__Exercise__.
Where in the records does the word "title" appear? Copy each line that holds it.

(Web page and app entries)
"""
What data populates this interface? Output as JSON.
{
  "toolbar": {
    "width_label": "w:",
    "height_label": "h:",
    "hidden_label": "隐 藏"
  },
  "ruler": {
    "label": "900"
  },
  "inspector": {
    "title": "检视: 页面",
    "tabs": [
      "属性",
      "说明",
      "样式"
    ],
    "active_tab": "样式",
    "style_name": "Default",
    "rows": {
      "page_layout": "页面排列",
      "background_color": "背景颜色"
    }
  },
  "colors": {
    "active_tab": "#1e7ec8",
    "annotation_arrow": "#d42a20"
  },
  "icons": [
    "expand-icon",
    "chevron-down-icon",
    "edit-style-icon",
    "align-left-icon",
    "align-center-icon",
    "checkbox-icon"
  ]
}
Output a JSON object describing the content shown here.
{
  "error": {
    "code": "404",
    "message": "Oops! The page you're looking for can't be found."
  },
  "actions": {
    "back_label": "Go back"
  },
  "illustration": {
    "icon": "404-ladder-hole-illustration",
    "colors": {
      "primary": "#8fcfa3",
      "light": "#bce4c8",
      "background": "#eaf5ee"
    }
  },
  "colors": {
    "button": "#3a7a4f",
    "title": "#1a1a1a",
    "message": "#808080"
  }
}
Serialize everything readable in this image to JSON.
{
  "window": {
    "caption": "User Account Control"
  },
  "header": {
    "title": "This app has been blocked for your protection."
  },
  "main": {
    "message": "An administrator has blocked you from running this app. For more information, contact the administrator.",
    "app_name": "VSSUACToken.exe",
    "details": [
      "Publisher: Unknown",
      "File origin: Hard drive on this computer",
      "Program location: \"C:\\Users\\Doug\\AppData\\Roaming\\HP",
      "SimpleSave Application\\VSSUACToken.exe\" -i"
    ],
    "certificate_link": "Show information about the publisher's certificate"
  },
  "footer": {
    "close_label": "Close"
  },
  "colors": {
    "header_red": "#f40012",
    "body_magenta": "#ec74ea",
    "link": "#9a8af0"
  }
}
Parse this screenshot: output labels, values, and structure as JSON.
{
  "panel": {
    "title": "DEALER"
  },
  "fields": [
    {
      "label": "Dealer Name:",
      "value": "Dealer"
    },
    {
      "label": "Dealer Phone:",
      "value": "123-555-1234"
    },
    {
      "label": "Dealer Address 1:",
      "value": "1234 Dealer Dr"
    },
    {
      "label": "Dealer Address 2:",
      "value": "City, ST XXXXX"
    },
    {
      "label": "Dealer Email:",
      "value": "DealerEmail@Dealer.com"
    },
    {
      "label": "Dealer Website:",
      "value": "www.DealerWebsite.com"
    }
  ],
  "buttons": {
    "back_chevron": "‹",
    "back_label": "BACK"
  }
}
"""
__Expected answer__.
    "title": "检视: 页面",
    "title": "#1a1a1a",
    "title": "This app has been blocked for your protection."
    "title": "DEALER"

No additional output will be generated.